Lockout procedures cannot be followed unless lockout devices are provided for the main power controls to all potentially hazardous machinery.
In the case of electrically powered machines, the "main power control" is the remote disconnect or breaker, not the push-button controls or switch on the machine itself.
Pneumatic, steam, and hydraulic valves should also be provisioned [with a means of lockout]. Caution: When locking out upstream pressure…also locks in downstream pressure – pressure that could result in one unlooked for cycling of the machine…[the solution being the assured bleeding of such pressure before work on such machines is begun].
Main electric disconnects and valves must be capable of being simultaneously locked "off" by the padlock of each man who might do hazardous work on the machine or equipment.
Locks should be issued to every employee who works on closed-down equipment. No key (or combination) should fit more than one lock.
The lock-holder should have only one key. The supervisor or foreman usually keeps duplicate keys for locks under his control, or a master key. But some firms insist on one lock-one key. If emergency requires removal of a lock, bolt cutters are used. Keys and locks should never be loaned.
Locks should identify the user by name and badge number.
Before any equipment is locked out, there should be agreement as to the specific machine or unit to be taken out of operation.
Turn off the point-of-operation controls.
Turn the main power controls (switch, breaker, or valve) "off."
After the switch has been opened or the valve closed, the person or persons who will be involved in the job snap their locks on the control lever or on a multiple-lock adapter. At this point, it is good practice to tag the locks. Tags can describe the type of work the lock-user is engaged in, how long the job will take, and who his supervisor is.
Try the disconnect or valve to make sure it cannot be move to "on."
Try the machine controls themselves, as a test that the main controls are really "off."
As each employee completes his repair or maintenance work, he remove his own lock and supplemental tag. The man who removes the last lock should notify the foreman that the work is finished and the equipment is ready to go again.
Pulling fuses is not a substitute for locking out.
Locking out one source of power to equipment may not be enough. Many machines use a combination of power sources – electric, pneumatic, steam, hydraulic, etc.
Employees should not be expected to guess what controls apply to what machines, or to trace piping or wiring to find the correct main controls. All disconnects and valves should be clearly marked.
Intermittently operating equipments such as pumps, blowers, fans, and compressors may seem harmless when dormant. Don’t assume that because equipment isn’t functioning, it will stay that way.
Perhaps the most difficult mistake to overcome is the assumption by a maintenance man or electrician that the job is too small to merit locking out.

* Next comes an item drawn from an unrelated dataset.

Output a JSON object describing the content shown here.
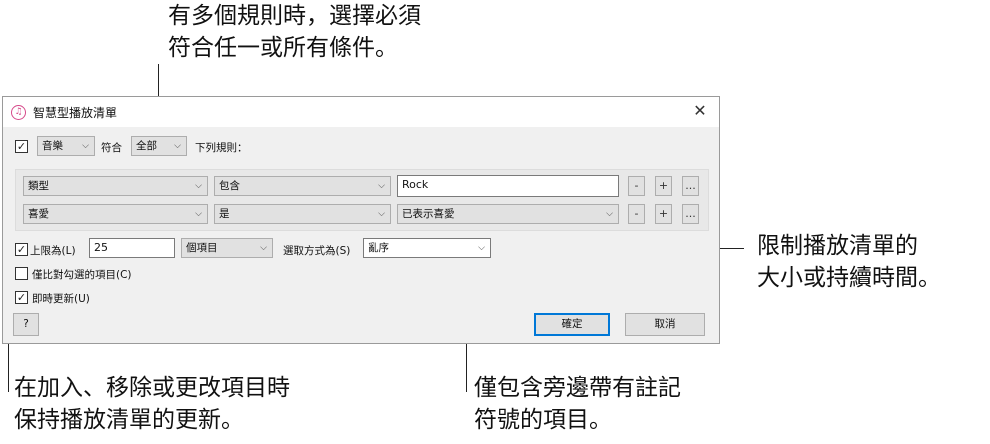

Yielding to the temptation to bypass lockout procedures because they seem an unimportant nuisance can cost lives.
While the above remains good practice consistent with current recommendations, see the National Safety Council at http://nsc.org and search "lockout" for current programs and publications.
The Department of Labor (OSHA) has also adopted federal requirements (regulations) the require the use of lockout practices in general industry under 29 CFR 1910, Subpart J, 1910.147 titled The Control of Hazardous Energy (Lockout/Tagout) and in construction under 29 CFR 1926, Subpart K, 1926.417 titled "Lockout and Tagging of Circuits" at http://www.osha.gov (click on "Regulations" and then Parts 1910 and 1926).
© Nelson & Associates, 1987, 2000